═════ INPUT DATA

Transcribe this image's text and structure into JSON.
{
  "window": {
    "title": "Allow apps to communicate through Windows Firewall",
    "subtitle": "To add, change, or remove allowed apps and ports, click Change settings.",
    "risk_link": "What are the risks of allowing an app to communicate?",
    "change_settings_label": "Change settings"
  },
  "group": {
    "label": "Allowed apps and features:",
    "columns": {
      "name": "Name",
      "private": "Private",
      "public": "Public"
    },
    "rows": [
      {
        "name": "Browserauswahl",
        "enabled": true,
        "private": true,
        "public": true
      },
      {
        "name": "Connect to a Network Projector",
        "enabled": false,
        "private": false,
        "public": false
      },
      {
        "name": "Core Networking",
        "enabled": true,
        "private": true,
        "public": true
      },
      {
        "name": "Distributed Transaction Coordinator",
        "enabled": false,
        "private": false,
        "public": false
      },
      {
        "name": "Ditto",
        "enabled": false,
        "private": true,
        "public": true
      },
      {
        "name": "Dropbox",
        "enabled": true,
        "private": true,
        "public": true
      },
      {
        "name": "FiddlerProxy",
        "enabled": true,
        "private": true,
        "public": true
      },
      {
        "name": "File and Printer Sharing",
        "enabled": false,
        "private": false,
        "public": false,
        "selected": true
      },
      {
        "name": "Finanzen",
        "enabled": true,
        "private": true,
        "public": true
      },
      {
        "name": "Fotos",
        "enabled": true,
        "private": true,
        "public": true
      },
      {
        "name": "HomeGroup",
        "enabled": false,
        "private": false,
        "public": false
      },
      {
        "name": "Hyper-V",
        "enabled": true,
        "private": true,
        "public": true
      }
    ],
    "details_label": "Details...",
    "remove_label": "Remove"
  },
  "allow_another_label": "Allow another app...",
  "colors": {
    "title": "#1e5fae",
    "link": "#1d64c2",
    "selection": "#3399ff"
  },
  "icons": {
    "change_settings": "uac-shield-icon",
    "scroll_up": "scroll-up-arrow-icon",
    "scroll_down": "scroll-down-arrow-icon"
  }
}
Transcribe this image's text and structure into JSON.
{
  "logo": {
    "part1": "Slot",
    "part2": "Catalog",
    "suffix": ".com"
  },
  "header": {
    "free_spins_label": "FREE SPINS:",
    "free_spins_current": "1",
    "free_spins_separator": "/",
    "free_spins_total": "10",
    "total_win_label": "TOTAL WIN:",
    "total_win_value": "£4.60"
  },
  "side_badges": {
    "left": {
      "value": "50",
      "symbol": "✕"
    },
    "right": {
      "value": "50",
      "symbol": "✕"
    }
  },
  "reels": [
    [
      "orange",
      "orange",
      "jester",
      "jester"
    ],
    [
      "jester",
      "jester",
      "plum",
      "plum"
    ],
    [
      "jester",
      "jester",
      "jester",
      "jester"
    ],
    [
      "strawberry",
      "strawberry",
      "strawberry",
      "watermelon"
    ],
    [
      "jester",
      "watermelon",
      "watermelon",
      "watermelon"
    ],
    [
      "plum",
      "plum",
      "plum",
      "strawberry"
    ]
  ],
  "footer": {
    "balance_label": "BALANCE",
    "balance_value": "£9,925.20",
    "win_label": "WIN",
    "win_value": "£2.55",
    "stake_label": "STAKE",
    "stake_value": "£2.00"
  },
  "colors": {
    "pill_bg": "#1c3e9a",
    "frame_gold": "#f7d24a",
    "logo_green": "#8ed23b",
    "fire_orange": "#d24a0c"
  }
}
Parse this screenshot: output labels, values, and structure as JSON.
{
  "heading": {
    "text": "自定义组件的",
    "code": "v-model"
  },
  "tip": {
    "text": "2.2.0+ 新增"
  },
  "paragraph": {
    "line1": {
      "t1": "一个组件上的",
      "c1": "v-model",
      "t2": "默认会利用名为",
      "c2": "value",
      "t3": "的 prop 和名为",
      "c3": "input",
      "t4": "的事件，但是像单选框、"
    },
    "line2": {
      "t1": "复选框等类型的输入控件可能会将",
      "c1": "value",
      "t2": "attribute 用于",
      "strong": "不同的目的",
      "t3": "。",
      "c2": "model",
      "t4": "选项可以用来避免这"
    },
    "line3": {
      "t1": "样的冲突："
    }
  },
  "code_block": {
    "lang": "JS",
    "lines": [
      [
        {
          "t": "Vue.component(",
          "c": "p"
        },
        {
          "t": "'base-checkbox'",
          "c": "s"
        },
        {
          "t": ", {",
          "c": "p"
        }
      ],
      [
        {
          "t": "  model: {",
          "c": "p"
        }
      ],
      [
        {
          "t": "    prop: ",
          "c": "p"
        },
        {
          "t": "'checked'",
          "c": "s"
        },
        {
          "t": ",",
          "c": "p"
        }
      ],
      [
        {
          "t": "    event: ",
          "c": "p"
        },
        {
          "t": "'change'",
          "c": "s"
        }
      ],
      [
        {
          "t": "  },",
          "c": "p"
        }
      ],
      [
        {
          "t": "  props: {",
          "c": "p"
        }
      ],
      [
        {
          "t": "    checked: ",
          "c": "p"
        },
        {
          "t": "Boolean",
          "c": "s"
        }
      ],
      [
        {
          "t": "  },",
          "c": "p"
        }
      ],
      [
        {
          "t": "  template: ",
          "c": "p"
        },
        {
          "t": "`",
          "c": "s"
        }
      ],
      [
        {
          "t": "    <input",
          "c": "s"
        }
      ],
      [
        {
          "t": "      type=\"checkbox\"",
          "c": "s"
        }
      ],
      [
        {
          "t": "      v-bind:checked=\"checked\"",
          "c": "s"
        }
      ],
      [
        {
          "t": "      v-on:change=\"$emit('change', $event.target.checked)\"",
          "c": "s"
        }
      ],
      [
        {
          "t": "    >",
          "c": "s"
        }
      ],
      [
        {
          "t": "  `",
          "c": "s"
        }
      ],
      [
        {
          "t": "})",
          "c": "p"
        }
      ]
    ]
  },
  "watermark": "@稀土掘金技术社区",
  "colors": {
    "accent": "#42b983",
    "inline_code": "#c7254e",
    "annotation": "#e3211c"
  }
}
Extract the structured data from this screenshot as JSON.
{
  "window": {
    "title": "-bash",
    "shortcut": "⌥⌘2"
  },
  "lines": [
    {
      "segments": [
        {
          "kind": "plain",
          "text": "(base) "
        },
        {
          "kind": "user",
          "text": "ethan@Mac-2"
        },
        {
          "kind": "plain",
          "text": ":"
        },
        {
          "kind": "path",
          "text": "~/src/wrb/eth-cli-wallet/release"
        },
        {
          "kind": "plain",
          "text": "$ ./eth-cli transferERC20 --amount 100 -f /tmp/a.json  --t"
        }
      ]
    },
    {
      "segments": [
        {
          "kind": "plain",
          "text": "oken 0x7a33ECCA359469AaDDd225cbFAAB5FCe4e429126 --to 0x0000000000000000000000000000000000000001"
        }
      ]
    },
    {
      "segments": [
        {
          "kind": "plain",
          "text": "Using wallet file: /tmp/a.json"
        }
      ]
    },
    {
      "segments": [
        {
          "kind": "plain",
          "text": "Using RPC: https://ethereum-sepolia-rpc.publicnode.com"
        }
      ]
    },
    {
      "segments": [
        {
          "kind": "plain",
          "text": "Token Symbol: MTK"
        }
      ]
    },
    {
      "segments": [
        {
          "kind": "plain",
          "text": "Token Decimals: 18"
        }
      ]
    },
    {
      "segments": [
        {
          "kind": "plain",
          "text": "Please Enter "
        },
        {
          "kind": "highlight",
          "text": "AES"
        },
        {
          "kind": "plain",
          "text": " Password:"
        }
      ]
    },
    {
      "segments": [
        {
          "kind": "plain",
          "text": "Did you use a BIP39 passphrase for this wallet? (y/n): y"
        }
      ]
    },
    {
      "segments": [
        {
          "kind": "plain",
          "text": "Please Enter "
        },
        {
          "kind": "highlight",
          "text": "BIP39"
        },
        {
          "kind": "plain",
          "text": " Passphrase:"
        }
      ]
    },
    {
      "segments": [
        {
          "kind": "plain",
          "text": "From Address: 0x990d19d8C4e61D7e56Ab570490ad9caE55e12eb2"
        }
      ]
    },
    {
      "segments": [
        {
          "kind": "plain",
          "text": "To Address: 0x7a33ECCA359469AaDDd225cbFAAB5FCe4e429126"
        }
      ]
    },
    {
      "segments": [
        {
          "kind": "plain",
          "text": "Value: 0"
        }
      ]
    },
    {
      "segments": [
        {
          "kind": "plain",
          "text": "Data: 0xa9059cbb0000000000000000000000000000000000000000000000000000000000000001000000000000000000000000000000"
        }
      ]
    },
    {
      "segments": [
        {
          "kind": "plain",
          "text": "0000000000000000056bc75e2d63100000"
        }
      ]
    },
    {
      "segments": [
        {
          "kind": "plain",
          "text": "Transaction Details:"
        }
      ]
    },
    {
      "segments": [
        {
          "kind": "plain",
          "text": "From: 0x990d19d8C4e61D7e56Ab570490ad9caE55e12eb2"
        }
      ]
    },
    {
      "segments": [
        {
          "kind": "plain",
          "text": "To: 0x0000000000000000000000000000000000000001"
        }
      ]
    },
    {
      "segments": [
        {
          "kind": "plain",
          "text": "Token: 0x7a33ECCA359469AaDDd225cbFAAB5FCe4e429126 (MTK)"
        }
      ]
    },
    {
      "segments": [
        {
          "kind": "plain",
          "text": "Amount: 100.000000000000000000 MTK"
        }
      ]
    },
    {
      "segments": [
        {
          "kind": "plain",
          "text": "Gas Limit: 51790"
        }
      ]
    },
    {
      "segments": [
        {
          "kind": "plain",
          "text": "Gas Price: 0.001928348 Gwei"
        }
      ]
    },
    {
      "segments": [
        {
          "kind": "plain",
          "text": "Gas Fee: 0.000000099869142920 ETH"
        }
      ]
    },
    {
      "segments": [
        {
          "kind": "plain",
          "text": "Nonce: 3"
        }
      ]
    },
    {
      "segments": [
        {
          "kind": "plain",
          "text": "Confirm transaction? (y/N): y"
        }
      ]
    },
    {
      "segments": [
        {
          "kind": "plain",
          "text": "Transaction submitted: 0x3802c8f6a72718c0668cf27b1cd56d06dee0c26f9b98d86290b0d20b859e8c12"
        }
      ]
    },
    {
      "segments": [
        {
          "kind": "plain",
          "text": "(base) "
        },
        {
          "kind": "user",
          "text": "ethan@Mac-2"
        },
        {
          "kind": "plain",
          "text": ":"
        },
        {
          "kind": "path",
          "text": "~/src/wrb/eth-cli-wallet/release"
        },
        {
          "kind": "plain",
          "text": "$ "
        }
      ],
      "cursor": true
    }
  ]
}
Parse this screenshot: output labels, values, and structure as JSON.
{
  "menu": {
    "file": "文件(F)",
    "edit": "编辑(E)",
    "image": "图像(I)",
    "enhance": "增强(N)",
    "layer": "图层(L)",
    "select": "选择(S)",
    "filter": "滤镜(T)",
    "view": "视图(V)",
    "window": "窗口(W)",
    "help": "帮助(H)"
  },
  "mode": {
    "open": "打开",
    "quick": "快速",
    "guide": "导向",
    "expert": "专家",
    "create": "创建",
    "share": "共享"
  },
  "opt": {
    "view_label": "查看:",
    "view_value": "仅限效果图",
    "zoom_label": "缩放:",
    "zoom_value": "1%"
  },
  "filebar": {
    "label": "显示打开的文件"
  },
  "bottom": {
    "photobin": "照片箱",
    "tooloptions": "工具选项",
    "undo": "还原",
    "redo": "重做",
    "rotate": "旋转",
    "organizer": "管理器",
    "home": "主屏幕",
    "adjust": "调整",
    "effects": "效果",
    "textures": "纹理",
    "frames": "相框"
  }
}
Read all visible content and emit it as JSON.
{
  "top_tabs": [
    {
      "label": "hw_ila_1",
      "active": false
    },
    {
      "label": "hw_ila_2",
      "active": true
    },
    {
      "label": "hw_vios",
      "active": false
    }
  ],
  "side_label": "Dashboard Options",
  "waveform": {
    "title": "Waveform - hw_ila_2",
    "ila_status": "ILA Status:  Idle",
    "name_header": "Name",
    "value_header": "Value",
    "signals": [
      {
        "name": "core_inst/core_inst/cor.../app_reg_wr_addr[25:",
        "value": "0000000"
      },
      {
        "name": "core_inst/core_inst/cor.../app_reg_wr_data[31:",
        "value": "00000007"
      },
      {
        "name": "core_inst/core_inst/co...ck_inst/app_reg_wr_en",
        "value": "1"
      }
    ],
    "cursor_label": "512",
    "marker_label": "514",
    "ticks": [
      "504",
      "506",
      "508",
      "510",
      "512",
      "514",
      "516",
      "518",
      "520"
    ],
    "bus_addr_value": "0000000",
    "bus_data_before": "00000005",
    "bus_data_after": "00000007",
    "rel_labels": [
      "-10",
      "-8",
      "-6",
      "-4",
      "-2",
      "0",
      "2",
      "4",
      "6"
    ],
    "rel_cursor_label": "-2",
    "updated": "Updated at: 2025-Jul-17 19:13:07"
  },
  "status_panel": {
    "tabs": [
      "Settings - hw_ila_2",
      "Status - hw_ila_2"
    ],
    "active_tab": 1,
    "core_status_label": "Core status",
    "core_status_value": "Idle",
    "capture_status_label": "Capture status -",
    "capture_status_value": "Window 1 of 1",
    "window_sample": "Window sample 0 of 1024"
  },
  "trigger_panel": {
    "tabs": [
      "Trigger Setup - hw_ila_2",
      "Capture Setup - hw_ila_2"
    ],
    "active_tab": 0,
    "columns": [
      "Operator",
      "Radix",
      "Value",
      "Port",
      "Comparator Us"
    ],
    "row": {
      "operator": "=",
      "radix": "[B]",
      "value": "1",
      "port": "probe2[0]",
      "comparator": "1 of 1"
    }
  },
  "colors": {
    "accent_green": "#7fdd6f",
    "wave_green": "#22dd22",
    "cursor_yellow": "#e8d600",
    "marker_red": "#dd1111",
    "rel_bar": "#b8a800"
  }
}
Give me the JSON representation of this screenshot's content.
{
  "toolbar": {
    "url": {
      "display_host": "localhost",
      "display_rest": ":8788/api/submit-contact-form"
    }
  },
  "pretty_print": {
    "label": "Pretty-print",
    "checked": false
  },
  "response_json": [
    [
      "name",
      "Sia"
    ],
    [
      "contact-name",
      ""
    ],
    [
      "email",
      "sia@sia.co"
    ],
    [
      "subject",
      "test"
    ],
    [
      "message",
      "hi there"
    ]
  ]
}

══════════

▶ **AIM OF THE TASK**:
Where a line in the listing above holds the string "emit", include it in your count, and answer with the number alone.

▶ **SOLUTION FOR THIS EXERCISE**:
2